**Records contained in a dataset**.
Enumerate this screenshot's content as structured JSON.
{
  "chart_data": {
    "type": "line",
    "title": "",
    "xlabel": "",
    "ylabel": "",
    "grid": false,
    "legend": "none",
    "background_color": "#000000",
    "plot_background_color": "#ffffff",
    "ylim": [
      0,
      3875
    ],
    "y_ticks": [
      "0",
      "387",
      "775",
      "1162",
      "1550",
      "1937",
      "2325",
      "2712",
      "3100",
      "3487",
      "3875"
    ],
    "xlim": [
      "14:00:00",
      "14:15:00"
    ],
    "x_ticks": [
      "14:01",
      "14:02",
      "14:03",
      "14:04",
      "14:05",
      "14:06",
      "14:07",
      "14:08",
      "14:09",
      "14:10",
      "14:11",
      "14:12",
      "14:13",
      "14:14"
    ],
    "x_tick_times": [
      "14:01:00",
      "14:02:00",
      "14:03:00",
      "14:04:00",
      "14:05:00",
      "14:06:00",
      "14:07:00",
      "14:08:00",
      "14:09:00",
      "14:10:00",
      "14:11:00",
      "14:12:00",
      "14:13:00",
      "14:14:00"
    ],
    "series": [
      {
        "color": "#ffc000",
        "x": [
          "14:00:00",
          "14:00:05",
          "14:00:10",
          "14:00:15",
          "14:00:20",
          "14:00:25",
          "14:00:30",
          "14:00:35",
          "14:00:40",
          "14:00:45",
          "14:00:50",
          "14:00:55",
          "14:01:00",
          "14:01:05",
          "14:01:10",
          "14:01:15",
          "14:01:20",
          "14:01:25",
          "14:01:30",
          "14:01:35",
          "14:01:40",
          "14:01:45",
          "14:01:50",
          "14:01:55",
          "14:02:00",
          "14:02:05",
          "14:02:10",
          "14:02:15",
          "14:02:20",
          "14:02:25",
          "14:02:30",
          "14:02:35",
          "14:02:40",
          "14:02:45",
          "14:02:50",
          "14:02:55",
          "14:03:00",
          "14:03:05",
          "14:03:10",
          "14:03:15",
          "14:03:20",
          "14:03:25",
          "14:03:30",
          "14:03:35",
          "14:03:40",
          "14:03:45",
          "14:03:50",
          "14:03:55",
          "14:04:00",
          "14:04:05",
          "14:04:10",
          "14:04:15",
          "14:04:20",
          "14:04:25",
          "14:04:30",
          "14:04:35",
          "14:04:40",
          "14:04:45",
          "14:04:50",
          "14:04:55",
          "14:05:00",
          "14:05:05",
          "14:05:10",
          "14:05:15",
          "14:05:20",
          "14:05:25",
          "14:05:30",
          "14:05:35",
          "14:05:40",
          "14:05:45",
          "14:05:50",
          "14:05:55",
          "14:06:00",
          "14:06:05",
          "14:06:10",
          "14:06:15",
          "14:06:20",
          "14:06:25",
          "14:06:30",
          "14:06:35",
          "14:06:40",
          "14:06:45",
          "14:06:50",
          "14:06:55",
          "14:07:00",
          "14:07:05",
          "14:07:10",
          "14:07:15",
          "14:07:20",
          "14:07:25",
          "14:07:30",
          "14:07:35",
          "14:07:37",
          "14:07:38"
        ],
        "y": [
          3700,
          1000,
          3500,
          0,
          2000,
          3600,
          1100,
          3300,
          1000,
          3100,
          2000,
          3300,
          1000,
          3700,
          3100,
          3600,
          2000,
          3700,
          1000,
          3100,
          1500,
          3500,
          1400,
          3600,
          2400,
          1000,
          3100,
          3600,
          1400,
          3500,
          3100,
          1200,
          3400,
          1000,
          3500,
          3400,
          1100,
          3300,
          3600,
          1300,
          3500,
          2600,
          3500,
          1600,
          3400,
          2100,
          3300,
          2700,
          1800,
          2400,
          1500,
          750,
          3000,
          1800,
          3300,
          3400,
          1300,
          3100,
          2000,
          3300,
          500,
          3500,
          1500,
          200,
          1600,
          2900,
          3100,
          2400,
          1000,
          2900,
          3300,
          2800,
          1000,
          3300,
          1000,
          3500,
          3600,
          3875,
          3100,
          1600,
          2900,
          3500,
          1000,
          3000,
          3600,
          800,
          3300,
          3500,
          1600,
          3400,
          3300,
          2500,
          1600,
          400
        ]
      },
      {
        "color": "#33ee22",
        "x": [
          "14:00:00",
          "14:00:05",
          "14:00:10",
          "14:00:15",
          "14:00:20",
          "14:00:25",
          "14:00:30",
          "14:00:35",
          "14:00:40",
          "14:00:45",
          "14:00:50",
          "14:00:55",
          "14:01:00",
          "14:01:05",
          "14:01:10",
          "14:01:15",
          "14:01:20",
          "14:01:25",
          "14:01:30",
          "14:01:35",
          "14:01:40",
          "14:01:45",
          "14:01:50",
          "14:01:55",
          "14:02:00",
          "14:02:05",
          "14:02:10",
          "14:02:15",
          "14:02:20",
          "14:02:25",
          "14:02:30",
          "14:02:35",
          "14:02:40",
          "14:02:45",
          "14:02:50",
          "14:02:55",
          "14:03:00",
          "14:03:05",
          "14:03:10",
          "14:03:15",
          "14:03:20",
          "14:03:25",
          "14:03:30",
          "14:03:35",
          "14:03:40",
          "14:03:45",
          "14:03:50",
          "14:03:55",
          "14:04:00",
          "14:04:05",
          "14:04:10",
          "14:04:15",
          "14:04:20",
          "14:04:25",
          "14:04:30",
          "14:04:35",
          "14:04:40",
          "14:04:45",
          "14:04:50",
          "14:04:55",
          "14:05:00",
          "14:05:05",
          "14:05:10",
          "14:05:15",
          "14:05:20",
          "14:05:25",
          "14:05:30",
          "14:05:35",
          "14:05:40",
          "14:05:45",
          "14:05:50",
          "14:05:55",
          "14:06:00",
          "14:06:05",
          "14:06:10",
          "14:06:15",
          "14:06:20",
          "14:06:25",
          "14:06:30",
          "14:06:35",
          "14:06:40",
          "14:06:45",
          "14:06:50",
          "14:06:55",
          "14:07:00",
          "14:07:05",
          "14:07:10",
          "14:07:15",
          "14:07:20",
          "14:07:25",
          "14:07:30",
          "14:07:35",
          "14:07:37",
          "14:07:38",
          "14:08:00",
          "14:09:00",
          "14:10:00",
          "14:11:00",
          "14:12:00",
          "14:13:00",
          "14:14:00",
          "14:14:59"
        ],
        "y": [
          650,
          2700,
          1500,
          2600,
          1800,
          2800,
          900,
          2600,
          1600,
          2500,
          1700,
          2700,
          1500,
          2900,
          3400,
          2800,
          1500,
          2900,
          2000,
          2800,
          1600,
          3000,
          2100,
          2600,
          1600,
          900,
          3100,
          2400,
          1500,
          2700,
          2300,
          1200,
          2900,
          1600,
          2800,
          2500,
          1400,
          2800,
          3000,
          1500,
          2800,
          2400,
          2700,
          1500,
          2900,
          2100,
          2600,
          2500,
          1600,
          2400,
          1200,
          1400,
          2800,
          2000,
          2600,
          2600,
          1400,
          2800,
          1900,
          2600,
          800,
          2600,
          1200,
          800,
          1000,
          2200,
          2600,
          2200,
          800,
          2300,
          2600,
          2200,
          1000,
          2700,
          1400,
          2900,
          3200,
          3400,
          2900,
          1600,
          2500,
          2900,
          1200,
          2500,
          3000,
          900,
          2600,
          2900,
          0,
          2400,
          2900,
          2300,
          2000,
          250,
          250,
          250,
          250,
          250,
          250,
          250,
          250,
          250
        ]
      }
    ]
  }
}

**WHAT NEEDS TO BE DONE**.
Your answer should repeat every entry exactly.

**OUTPUT FOR THIS TASK**.
Enumerate this screenshot's content as structured JSON.
{
  "chart_data": {
    "type": "line",
    "title": "",
    "xlabel": "",
    "ylabel": "",
    "grid": false,
    "legend": "none",
    "background_color": "#000000",
    "plot_background_color": "#ffffff",
    "ylim": [
      0,
      3875
    ],
    "y_ticks": [
      "0",
      "387",
      "775",
      "1162",
      "1550",
      "1937",
      "2325",
      "2712",
      "3100",
      "3487",
      "3875"
    ],
    "xlim": [
      "14:00:00",
      "14:15:00"
    ],
    "x_ticks": [
      "14:01",
      "14:02",
      "14:03",
      "14:04",
      "14:05",
      "14:06",
      "14:07",
      "14:08",
      "14:09",
      "14:10",
      "14:11",
      "14:12",
      "14:13",
      "14:14"
    ],
    "x_tick_times": [
      "14:01:00",
      "14:02:00",
      "14:03:00",
      "14:04:00",
      "14:05:00",
      "14:06:00",
      "14:07:00",
      "14:08:00",
      "14:09:00",
      "14:10:00",
      "14:11:00",
      "14:12:00",
      "14:13:00",
      "14:14:00"
    ],
    "series": [
      {
        "color": "#ffc000",
        "x": [
          "14:00:00",
          "14:00:05",
          "14:00:10",
          "14:00:15",
          "14:00:20",
          "14:00:25",
          "14:00:30",
          "14:00:35",
          "14:00:40",
          "14:00:45",
          "14:00:50",
          "14:00:55",
          "14:01:00",
          "14:01:05",
          "14:01:10",
          "14:01:15",
          "14:01:20",
          "14:01:25",
          "14:01:30",
          "14:01:35",
          "14:01:40",
          "14:01:45",
          "14:01:50",
          "14:01:55",
          "14:02:00",
          "14:02:05",
          "14:02:10",
          "14:02:15",
          "14:02:20",
          "14:02:25",
          "14:02:30",
          "14:02:35",
          "14:02:40",
          "14:02:45",
          "14:02:50",
          "14:02:55",
          "14:03:00",
          "14:03:05",
          "14:03:10",
          "14:03:15",
          "14:03:20",
          "14:03:25",
          "14:03:30",
          "14:03:35",
          "14:03:40",
          "14:03:45",
          "14:03:50",
          "14:03:55",
          "14:04:00",
          "14:04:05",
          "14:04:10",
          "14:04:15",
          "14:04:20",
          "14:04:25",
          "14:04:30",
          "14:04:35",
          "14:04:40",
          "14:04:45",
          "14:04:50",
          "14:04:55",
          "14:05:00",
          "14:05:05",
          "14:05:10",
          "14:05:15",
          "14:05:20",
          "14:05:25",
          "14:05:30",
          "14:05:35",
          "14:05:40",
          "14:05:45",
          "14:05:50",
          "14:05:55",
          "14:06:00",
          "14:06:05",
          "14:06:10",
          "14:06:15",
          "14:06:20",
          "14:06:25",
          "14:06:30",
          "14:06:35",
          "14:06:40",
          "14:06:45",
          "14:06:50",
          "14:06:55",
          "14:07:00",
          "14:07:05",
          "14:07:10",
          "14:07:15",
          "14:07:20",
          "14:07:25",
          "14:07:30",
          "14:07:35",
          "14:07:37",
          "14:07:38"
        ],
        "y": [
          3700,
          1000,
          3500,
          0,
          2000,
          3600,
          1100,
          3300,
          1000,
          3100,
          2000,
          3300,
          1000,
          3700,
          3100,
          3600,
          2000,
          3700,
          1000,
          3100,
          1500,
          3500,
          1400,
          3600,
          2400,
          1000,
          3100,
          3600,
          1400,
          3500,
          3100,
          1200,
          3400,
          1000,
          3500,
          3400,
          1100,
          3300,
          3600,
          1300,
          3500,
          2600,
          3500,
          1600,
          3400,
          2100,
          3300,
          2700,
          1800,
          2400,
          1500,
          750,
          3000,
          1800,
          3300,
          3400,
          1300,
          3100,
          2000,
          3300,
          500,
          3500,
          1500,
          200,
          1600,
          2900,
          3100,
          2400,
          1000,
          2900,
          3300,
          2800,
          1000,
          3300,
          1000,
          3500,
          3600,
          3875,
          3100,
          1600,
          2900,
          3500,
          1000,
          3000,
          3600,
          800,
          3300,
          3500,
          1600,
          3400,
          3300,
          2500,
          1600,
          400
        ]
      },
      {
        "color": "#33ee22",
        "x": [
          "14:00:00",
          "14:00:05",
          "14:00:10",
          "14:00:15",
          "14:00:20",
          "14:00:25",
          "14:00:30",
          "14:00:35",
          "14:00:40",
          "14:00:45",
          "14:00:50",
          "14:00:55",
          "14:01:00",
          "14:01:05",
          "14:01:10",
          "14:01:15",
          "14:01:20",
          "14:01:25",
          "14:01:30",
          "14:01:35",
          "14:01:40",
          "14:01:45",
          "14:01:50",
          "14:01:55",
          "14:02:00",
          "14:02:05",
          "14:02:10",
          "14:02:15",
          "14:02:20",
          "14:02:25",
          "14:02:30",
          "14:02:35",
          "14:02:40",
          "14:02:45",
          "14:02:50",
          "14:02:55",
          "14:03:00",
          "14:03:05",
          "14:03:10",
          "14:03:15",
          "14:03:20",
          "14:03:25",
          "14:03:30",
          "14:03:35",
          "14:03:40",
          "14:03:45",
          "14:03:50",
          "14:03:55",
          "14:04:00",
          "14:04:05",
          "14:04:10",
          "14:04:15",
          "14:04:20",
          "14:04:25",
          "14:04:30",
          "14:04:35",
          "14:04:40",
          "14:04:45",
          "14:04:50",
          "14:04:55",
          "14:05:00",
          "14:05:05",
          "14:05:10",
          "14:05:15",
          "14:05:20",
          "14:05:25",
          "14:05:30",
          "14:05:35",
          "14:05:40",
          "14:05:45",
          "14:05:50",
          "14:05:55",
          "14:06:00",
          "14:06:05",
          "14:06:10",
          "14:06:15",
          "14:06:20",
          "14:06:25",
          "14:06:30",
          "14:06:35",
          "14:06:40",
          "14:06:45",
          "14:06:50",
          "14:06:55",
          "14:07:00",
          "14:07:05",
          "14:07:10",
          "14:07:15",
          "14:07:20",
          "14:07:25",
          "14:07:30",
          "14:07:35",
          "14:07:37",
          "14:07:38",
          "14:08:00",
          "14:09:00",
          "14:10:00",
          "14:11:00",
          "14:12:00",
          "14:13:00",
          "14:14:00",
          "14:14:59"
        ],
        "y": [
          650,
          2700,
          1500,
          2600,
          1800,
          2800,
          900,
          2600,
          1600,
          2500,
          1700,
          2700,
          1500,
          2900,
          3400,
          2800,
          1500,
          2900,
          2000,
          2800,
          1600,
          3000,
          2100,
          2600,
          1600,
          900,
          3100,
          2400,
          1500,
          2700,
          2300,
          1200,
          2900,
          1600,
          2800,
          2500,
          1400,
          2800,
          3000,
          1500,
          2800,
          2400,
          2700,
          1500,
          2900,
          2100,
          2600,
          2500,
          1600,
          2400,
          1200,
          1400,
          2800,
          2000,
          2600,
          2600,
          1400,
          2800,
          1900,
          2600,
          800,
          2600,
          1200,
          800,
          1000,
          2200,
          2600,
          2200,
          800,
          2300,
          2600,
          2200,
          1000,
          2700,
          1400,
          2900,
          3200,
          3400,
          2900,
          1600,
          2500,
          2900,
          1200,
          2500,
          3000,
          900,
          2600,
          2900,
          0,
          2400,
          2900,
          2300,
          2000,
          250,
          250,
          250,
          250,
          250,
          250,
          250,
          250,
          250
        ]
      }
    ]
  }
}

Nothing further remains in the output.